----- DATA RECORDS -----
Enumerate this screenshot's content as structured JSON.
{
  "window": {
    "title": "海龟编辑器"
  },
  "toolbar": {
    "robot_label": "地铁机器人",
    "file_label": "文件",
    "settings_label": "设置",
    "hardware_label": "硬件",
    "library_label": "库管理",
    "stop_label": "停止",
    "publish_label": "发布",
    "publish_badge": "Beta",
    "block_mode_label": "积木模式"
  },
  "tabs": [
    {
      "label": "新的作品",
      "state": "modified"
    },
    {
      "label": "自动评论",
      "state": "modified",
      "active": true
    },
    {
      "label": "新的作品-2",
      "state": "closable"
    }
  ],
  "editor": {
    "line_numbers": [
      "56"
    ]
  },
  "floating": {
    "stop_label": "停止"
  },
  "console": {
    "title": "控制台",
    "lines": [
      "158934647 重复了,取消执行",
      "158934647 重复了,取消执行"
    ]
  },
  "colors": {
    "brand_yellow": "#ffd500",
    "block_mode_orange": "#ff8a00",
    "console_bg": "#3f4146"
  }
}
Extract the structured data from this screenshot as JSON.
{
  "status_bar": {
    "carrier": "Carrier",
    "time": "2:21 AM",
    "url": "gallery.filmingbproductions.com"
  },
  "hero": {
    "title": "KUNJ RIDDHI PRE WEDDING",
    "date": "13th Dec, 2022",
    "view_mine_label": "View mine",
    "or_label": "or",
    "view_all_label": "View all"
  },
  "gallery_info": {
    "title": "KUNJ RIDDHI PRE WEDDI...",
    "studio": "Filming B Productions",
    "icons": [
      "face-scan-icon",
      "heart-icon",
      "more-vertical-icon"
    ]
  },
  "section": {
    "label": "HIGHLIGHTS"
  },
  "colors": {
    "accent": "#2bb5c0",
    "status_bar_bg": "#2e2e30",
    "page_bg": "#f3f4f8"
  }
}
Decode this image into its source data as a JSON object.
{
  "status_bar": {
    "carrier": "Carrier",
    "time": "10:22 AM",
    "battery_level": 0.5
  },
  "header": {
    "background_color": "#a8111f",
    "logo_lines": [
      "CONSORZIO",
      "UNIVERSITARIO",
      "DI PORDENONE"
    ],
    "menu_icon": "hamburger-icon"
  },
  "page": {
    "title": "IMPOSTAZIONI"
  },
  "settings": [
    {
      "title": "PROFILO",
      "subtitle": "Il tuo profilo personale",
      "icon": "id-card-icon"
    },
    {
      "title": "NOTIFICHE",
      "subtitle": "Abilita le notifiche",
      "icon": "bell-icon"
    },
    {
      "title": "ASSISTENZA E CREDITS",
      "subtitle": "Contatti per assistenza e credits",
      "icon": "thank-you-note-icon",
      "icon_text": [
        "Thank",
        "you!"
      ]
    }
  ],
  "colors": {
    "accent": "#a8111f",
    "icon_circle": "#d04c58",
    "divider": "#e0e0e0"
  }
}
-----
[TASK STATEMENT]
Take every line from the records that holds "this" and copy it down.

[TASK RESPONSE]
Enumerate this screenshot's content as structured JSON.
Extract the structured data from this screenshot as JSON.
Decode this image into its source data as a JSON object.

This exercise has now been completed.